What it shows:
A supersaturated solution is unstable, and by seeding it you can trigger rapid crystallization.
How it works:
Sodium acetate can dissolve in water in great quantities at high temperature, and if you let the solution cool carefully to around room temperature, you have a clear supersaturated solution. Disturbing this unstable equilibrium by dropping a small crystal of sodium acetate into the solution makes the whole thing solidify; the sodium acetate crystals growing radially outwards from the impact point of the seeding crystal.
Setting it up:
Here's the recipe for your supersaturated solution.
1. Place 50g of sodium acetate trihydrate in a clean 200ml flask.
2. Add 5ml distilled water and slowly warm the flask.
3. Swirl the flask until the solid dissolves completely. Make sure that none of the solid remains in the beaker (use a small quantity of distilled water if need be).
4. Remove the flask from heat, wrap it in aluminum foil and allow to cool to room temperature (4+ hours).
Prepare three or so flasks as insurance against accidental triggering (we've been lucky so far, so we're not sure how much punishment they can take before they solidify). Mount a camera above the flask, 10mm wide angle lens, with dark background beneath. You'll need a pair of tweezers and several sodium acetate crystals as seeds.

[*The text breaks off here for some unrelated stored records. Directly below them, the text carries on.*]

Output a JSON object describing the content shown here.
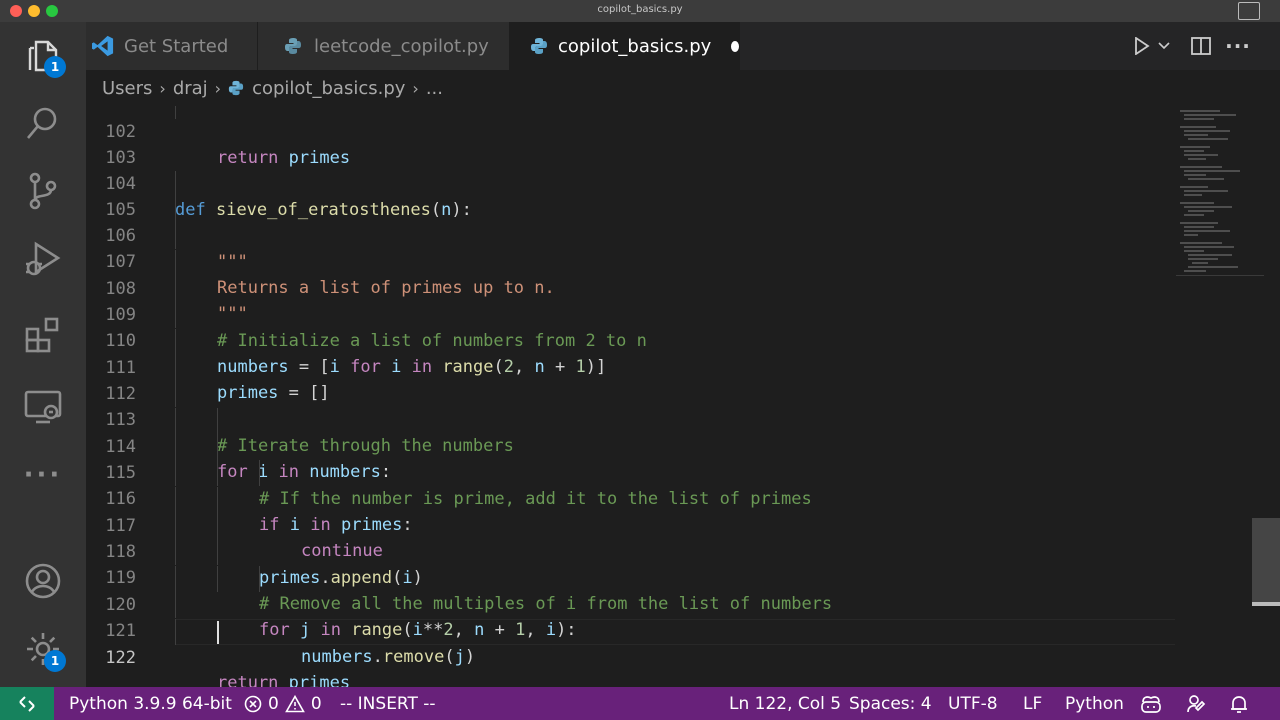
{
  "window": {
    "title": "copilot_basics.py",
    "traffic_lights": [
      "#ff5f57",
      "#febc2e",
      "#28c840"
    ]
  },
  "activity_bar": {
    "items": [
      {
        "name": "explorer",
        "icon": "files-icon",
        "badge": "1"
      },
      {
        "name": "search",
        "icon": "search-icon"
      },
      {
        "name": "source-control",
        "icon": "source-control-icon"
      },
      {
        "name": "run-and-debug",
        "icon": "run-debug-icon"
      },
      {
        "name": "extensions",
        "icon": "extensions-icon"
      },
      {
        "name": "remote-explorer",
        "icon": "remote-explorer-icon"
      },
      {
        "name": "more",
        "icon": "ellipsis-icon"
      }
    ],
    "bottom": [
      {
        "name": "accounts",
        "icon": "account-icon"
      },
      {
        "name": "manage",
        "icon": "gear-icon",
        "badge": "1"
      }
    ]
  },
  "tabs": [
    {
      "label": "Get Started",
      "icon": "vscode-logo-icon",
      "active": false
    },
    {
      "label": "leetcode_copilot.py",
      "icon": "python-icon",
      "active": false
    },
    {
      "label": "copilot_basics.py",
      "icon": "python-icon",
      "active": true,
      "dirty": true
    }
  ],
  "tab_actions": [
    "run-icon",
    "chevron-down-icon",
    "split-editor-icon",
    "more-actions-icon"
  ],
  "breadcrumb": {
    "parts": [
      "Users",
      "draj",
      "copilot_basics.py",
      "..."
    ]
  },
  "editor": {
    "current_line": "122",
    "code_lines": [
      {
        "n": "102",
        "text": "return primes"
      },
      {
        "n": "103",
        "text": ""
      },
      {
        "n": "104",
        "text": "def sieve_of_eratosthenes(n):"
      },
      {
        "n": "105",
        "text": "\"\"\""
      },
      {
        "n": "106",
        "text": "Returns a list of primes up to n."
      },
      {
        "n": "107",
        "text": "\"\"\""
      },
      {
        "n": "108",
        "text": "# Initialize a list of numbers from 2 to n"
      },
      {
        "n": "109",
        "text": "numbers = [i for i in range(2, n + 1)]"
      },
      {
        "n": "110",
        "text": "primes = []"
      },
      {
        "n": "111",
        "text": ""
      },
      {
        "n": "112",
        "text": "# Iterate through the numbers"
      },
      {
        "n": "113",
        "text": "for i in numbers:"
      },
      {
        "n": "114",
        "text": "# If the number is prime, add it to the list of primes"
      },
      {
        "n": "115",
        "text": "if i in primes:"
      },
      {
        "n": "116",
        "text": "continue"
      },
      {
        "n": "117",
        "text": "primes.append(i)"
      },
      {
        "n": "118",
        "text": "# Remove all the multiples of i from the list of numbers"
      },
      {
        "n": "119",
        "text": "for j in range(i**2, n + 1, i):"
      },
      {
        "n": "120",
        "text": "numbers.remove(j)"
      },
      {
        "n": "121",
        "text": "return primes"
      },
      {
        "n": "122",
        "text": ""
      }
    ]
  },
  "statusbar": {
    "interpreter": "Python 3.9.9 64-bit",
    "errors": "0",
    "warnings": "0",
    "mode": "-- INSERT --",
    "position": "Ln 122, Col 5",
    "spaces": "Spaces: 4",
    "encoding": "UTF-8",
    "eol": "LF",
    "language": "Python",
    "colors": {
      "bar": "#68217a",
      "remote": "#16825d"
    }
  }
}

An experiment that takes under a second from start to finish. The surface patterns are beautiful, with spiky crystals radiating out from the impact point and even the impact ripples frozen solid. It is however a better demo for the demonstrator than for the audience.